Your answer should be every line below that includes the word "Meghana".

(Items from a dataset)

BEGIN

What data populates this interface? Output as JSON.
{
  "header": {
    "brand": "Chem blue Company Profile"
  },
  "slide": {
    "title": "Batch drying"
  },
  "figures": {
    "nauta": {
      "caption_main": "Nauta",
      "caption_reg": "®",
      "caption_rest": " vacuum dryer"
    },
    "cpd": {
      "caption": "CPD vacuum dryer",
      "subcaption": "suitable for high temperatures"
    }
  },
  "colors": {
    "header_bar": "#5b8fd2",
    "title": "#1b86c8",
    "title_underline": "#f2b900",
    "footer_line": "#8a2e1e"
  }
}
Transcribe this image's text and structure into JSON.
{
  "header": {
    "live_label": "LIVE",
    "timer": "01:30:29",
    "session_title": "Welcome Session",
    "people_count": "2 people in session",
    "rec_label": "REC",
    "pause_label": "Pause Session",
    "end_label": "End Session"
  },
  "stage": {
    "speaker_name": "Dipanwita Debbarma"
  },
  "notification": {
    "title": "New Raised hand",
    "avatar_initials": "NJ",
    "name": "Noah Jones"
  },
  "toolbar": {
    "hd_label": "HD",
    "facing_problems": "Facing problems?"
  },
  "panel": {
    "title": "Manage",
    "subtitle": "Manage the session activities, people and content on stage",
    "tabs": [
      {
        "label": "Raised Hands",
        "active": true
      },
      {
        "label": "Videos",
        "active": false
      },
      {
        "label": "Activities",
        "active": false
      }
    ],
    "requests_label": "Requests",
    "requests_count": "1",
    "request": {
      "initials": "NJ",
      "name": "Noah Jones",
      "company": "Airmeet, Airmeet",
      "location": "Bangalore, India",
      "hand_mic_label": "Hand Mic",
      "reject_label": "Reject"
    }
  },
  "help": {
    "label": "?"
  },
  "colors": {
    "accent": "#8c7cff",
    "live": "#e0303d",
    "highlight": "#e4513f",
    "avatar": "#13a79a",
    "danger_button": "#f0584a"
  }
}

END
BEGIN

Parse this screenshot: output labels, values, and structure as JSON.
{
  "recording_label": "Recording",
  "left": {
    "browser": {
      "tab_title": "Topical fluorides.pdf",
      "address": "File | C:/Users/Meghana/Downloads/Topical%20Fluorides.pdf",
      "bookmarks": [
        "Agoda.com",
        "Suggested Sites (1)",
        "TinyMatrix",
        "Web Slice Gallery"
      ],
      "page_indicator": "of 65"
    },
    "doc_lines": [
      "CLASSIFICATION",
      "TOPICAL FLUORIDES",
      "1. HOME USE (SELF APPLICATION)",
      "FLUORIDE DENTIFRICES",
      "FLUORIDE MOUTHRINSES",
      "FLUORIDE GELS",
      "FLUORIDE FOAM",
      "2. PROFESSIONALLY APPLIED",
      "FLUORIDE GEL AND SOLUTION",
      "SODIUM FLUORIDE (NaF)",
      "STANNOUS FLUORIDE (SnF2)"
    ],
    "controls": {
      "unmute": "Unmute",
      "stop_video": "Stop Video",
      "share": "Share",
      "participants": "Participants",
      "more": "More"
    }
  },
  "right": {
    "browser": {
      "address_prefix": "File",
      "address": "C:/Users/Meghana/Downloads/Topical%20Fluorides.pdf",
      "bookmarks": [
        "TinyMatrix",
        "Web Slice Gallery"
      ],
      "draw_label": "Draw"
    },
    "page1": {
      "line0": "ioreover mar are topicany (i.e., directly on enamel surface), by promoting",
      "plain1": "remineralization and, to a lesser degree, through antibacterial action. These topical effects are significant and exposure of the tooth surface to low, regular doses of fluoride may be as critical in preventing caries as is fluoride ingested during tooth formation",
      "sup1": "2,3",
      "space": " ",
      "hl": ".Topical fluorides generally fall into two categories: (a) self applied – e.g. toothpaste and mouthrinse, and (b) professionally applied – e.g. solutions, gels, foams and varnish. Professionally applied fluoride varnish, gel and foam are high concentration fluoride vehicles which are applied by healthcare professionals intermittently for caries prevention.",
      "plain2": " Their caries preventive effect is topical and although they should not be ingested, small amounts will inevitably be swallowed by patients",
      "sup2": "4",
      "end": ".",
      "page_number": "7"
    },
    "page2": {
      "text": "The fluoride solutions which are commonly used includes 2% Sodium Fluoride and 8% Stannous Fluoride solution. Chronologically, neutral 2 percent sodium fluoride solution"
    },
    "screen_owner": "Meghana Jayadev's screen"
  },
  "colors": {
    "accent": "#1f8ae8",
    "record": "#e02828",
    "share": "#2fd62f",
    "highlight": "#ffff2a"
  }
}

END
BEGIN

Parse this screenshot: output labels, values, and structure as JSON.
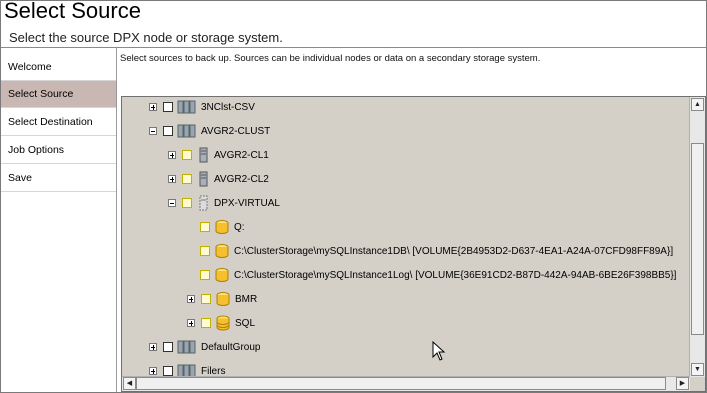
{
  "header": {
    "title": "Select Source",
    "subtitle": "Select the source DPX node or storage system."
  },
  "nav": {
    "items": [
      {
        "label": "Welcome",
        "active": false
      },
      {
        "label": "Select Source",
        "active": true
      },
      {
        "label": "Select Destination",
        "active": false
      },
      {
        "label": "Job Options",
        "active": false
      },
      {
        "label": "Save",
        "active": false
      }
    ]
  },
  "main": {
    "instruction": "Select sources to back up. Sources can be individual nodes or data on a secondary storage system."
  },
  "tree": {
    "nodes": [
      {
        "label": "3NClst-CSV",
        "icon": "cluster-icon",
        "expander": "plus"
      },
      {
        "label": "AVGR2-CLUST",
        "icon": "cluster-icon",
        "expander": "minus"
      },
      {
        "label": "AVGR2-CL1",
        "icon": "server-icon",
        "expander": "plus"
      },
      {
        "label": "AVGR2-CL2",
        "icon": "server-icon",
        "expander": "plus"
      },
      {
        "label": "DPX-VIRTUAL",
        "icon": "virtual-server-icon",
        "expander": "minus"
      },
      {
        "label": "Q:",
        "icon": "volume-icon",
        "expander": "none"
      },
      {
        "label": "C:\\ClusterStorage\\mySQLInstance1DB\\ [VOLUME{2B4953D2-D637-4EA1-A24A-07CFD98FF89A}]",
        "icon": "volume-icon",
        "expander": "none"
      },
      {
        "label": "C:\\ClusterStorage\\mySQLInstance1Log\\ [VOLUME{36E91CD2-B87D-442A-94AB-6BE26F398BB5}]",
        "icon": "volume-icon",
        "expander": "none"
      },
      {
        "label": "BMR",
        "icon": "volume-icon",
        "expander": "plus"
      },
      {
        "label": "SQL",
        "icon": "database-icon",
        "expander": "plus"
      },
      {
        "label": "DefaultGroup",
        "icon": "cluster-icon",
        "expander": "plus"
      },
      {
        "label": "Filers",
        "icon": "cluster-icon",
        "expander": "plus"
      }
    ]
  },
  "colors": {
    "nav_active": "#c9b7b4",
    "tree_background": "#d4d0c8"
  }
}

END

## Response to this task:
      "address": "File | C:/Users/Meghana/Downloads/Topical%20Fluorides.pdf",
      "address": "C:/Users/Meghana/Downloads/Topical%20Fluorides.pdf",
    "screen_owner": "Meghana Jayadev's screen"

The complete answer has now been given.